WORK INSTRUCTIONS: For the entries below, report every line that includes the word "empty".

Web page and app entries:

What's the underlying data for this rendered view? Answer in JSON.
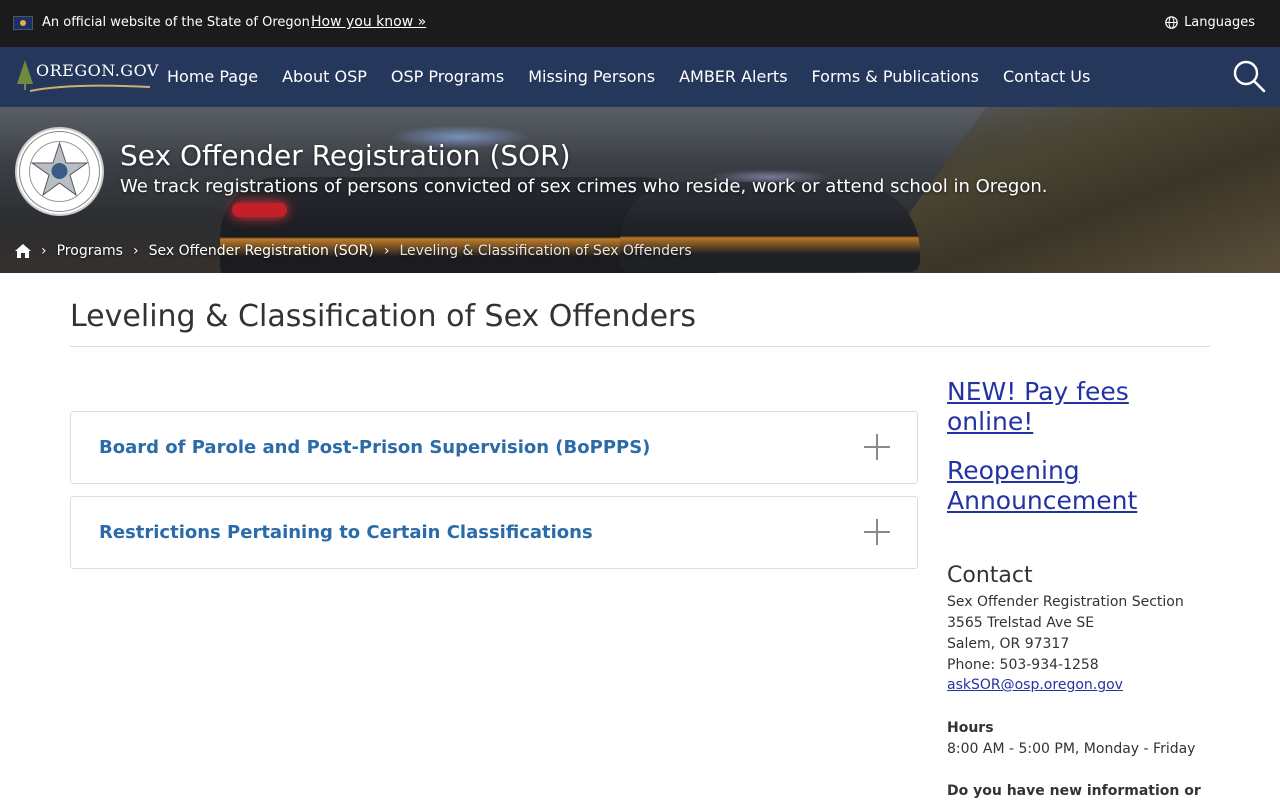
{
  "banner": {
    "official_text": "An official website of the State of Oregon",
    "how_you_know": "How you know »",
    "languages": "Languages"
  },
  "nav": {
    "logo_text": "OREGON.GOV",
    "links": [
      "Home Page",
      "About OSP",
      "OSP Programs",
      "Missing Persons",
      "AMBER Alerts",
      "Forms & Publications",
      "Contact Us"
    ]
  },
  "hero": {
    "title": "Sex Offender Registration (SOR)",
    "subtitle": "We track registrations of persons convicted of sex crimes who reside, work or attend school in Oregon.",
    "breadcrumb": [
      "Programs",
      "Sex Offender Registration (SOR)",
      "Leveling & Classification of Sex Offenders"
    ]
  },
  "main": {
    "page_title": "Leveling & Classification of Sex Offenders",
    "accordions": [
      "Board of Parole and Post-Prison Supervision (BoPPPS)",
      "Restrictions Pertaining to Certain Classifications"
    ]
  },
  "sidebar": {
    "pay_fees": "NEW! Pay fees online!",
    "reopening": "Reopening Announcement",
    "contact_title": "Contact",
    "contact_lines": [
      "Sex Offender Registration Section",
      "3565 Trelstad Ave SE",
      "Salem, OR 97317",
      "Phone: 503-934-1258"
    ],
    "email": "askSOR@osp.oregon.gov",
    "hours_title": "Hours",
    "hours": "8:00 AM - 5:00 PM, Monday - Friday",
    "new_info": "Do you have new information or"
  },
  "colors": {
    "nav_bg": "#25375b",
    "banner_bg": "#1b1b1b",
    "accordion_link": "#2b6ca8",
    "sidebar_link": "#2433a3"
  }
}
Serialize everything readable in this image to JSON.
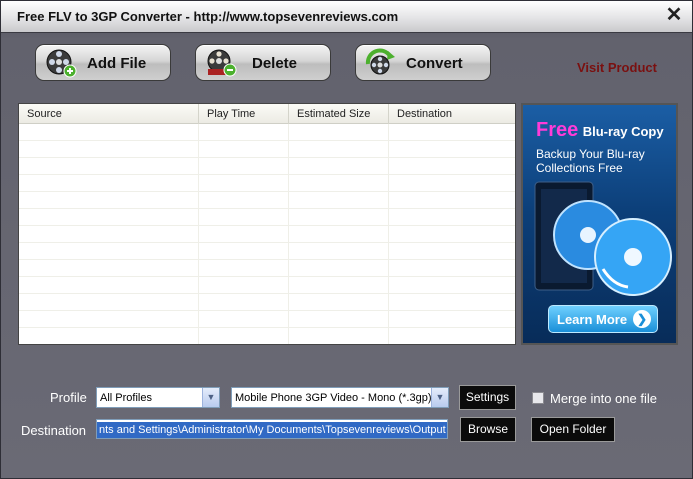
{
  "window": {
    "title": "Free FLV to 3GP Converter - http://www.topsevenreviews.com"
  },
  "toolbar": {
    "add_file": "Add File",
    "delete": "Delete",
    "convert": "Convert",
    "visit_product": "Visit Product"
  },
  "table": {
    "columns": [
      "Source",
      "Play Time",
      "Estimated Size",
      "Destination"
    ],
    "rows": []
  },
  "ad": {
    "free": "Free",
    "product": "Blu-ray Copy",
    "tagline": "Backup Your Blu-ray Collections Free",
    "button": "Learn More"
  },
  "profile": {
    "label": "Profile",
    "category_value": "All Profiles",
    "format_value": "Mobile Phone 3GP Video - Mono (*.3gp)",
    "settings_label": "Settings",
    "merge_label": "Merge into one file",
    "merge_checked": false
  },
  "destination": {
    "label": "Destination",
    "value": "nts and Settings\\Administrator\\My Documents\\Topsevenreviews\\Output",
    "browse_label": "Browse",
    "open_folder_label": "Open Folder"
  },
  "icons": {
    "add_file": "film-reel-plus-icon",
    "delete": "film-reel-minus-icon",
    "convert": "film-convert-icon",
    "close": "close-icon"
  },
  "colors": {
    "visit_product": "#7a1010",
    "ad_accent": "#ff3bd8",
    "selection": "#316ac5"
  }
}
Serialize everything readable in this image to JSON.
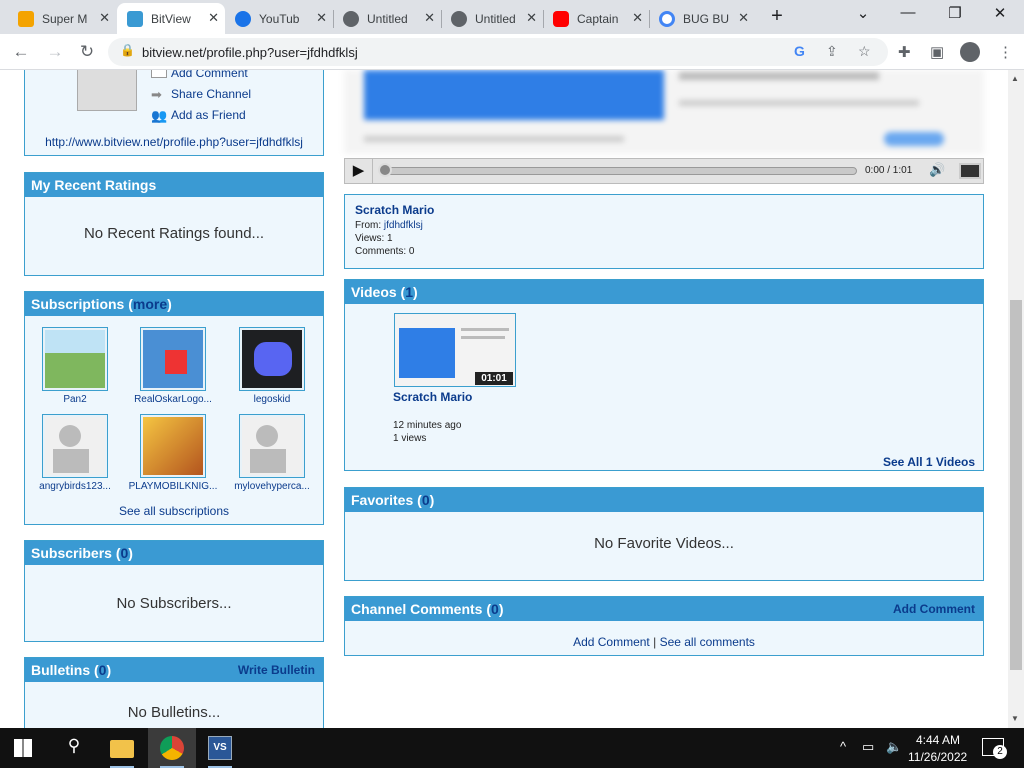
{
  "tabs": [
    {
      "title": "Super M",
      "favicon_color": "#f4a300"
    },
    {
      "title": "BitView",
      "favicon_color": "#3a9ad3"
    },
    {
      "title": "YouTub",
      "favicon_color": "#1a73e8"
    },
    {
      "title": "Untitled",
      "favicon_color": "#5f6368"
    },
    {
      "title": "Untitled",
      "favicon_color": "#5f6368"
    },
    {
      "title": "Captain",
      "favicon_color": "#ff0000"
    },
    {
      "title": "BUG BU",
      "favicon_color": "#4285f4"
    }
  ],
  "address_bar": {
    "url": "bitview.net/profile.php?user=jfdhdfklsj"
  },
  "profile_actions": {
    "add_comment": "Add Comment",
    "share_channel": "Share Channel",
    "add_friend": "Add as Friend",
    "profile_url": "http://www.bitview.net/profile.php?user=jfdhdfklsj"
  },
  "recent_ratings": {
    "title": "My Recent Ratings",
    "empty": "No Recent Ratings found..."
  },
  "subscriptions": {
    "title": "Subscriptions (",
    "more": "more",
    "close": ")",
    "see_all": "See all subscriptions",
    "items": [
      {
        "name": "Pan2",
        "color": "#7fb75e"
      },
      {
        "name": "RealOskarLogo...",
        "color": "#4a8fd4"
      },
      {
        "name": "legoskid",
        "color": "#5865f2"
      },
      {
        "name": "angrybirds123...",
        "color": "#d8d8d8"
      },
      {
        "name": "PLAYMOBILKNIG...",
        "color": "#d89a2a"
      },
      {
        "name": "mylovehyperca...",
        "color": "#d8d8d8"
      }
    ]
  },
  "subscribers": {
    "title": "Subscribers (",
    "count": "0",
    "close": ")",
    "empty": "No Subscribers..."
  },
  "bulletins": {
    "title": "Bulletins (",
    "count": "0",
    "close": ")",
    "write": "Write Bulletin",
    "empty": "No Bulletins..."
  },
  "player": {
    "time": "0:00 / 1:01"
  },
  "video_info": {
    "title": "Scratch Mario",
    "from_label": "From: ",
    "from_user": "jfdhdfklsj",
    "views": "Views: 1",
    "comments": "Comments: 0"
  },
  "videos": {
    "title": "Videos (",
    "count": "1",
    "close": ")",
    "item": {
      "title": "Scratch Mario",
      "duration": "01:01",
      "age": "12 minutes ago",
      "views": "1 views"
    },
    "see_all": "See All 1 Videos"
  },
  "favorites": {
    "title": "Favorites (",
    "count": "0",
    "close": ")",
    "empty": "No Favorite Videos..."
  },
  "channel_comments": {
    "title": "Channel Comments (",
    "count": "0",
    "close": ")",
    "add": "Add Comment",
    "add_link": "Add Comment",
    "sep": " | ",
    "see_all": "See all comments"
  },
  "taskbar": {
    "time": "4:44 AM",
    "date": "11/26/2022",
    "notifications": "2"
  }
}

WORKED SOLUTION:
    "empty": "No Recent Ratings found..."
    "empty": "No Subscribers..."
    "empty": "No Bulletins..."
    "empty": "No Favorite Videos..."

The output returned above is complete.